SOURCE DATA Block Start
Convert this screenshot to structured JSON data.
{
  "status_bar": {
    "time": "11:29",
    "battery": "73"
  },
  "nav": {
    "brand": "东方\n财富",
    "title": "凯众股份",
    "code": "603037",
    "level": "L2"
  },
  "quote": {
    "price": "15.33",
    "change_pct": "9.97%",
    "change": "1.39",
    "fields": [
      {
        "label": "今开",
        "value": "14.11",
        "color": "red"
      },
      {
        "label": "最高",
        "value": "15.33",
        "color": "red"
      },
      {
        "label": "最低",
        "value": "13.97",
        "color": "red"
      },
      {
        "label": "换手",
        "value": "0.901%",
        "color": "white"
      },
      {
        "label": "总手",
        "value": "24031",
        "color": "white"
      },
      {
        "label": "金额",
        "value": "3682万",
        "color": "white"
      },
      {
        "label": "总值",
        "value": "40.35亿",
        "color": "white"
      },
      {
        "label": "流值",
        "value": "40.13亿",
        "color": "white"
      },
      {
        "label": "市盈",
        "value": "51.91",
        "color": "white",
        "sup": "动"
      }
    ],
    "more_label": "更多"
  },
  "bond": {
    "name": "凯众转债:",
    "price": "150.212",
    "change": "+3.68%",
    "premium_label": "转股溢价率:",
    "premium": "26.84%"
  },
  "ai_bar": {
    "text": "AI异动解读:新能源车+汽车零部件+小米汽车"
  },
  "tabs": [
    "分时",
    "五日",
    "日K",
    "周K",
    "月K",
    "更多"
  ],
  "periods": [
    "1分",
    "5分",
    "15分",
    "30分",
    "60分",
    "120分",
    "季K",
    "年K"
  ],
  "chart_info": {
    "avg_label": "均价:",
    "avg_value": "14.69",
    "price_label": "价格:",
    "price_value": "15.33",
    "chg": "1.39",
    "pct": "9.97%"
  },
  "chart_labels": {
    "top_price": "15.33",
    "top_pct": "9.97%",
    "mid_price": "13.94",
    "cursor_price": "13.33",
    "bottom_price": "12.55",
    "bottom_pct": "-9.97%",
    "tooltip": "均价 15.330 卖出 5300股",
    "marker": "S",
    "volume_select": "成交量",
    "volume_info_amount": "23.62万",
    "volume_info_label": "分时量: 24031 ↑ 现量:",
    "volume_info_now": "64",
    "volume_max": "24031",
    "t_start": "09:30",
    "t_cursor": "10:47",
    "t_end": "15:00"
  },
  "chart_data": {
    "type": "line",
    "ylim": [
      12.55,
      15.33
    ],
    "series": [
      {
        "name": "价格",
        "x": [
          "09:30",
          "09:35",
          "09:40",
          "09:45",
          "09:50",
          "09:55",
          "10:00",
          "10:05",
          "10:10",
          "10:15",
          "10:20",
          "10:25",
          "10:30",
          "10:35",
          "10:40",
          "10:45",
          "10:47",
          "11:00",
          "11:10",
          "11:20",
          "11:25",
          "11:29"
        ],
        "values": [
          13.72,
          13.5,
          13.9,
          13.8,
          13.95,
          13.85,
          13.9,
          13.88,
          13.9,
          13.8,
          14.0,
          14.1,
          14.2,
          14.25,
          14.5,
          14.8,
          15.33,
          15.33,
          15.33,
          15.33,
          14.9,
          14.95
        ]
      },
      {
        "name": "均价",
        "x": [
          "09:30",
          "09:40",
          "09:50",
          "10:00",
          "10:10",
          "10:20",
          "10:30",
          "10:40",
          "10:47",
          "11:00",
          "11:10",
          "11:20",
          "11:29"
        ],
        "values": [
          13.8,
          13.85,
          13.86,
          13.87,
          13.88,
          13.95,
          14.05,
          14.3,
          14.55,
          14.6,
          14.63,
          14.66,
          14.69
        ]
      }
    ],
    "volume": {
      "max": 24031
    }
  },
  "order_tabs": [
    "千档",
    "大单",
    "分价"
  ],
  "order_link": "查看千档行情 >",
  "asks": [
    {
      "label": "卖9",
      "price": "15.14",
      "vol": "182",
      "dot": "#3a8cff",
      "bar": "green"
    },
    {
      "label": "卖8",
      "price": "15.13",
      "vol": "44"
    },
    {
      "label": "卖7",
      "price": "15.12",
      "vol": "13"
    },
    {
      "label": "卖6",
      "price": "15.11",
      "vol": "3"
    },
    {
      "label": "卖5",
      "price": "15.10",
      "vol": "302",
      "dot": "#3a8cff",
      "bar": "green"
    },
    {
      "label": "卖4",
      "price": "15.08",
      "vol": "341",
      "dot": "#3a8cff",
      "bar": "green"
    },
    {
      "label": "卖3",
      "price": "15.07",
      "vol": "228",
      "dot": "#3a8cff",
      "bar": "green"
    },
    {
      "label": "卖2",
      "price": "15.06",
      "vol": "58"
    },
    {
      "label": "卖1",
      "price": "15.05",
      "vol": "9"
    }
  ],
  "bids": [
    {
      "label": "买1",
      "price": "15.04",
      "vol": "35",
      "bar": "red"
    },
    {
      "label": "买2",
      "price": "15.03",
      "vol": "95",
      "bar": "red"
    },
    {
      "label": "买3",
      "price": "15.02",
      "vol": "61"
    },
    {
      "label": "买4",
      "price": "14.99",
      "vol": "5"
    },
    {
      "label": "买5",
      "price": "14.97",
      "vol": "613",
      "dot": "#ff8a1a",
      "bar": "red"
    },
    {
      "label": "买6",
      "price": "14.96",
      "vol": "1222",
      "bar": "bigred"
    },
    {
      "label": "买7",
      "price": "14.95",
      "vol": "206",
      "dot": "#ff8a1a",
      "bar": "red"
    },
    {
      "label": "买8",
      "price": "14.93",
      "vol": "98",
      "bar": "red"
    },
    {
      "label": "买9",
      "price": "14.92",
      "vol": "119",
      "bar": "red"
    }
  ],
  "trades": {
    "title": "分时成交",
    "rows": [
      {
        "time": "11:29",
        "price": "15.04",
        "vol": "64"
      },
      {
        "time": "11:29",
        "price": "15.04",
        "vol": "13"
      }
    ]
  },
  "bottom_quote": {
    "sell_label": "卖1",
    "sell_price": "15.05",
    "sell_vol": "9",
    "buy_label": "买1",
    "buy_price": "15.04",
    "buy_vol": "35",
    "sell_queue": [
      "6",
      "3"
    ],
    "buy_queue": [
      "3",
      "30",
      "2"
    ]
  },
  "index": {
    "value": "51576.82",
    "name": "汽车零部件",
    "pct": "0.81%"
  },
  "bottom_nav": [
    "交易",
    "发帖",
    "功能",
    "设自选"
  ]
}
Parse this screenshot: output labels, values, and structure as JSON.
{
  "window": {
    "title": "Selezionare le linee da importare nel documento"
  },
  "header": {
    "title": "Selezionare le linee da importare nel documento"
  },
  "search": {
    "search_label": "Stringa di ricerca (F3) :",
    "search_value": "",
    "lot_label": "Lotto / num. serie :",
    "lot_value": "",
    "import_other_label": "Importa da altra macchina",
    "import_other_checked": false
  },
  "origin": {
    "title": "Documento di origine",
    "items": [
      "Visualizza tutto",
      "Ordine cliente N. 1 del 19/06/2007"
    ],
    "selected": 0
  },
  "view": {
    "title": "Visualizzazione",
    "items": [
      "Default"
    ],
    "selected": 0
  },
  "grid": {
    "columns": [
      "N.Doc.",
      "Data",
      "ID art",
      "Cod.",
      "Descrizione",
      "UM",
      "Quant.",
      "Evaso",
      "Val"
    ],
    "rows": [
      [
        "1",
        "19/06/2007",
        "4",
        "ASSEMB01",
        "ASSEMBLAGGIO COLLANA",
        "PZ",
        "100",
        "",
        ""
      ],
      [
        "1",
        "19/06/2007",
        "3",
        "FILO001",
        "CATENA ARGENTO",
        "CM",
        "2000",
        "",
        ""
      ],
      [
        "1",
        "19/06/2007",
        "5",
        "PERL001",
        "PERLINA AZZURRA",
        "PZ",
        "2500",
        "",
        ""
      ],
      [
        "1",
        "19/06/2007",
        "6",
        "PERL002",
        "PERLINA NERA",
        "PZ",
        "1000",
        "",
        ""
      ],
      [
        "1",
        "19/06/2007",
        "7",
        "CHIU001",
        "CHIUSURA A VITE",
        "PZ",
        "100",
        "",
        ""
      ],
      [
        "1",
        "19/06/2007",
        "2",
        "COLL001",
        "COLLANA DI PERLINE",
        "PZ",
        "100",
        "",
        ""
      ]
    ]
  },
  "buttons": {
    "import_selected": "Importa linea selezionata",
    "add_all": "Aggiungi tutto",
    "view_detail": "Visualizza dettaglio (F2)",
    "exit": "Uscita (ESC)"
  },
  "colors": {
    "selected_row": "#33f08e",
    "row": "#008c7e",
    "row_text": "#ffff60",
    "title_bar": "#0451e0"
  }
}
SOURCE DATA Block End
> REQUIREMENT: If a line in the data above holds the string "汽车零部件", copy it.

> RESULT OF THE EXERCISE:
    "text": "AI异动解读:新能源车+汽车零部件+小米汽车"
    "name": "汽车零部件",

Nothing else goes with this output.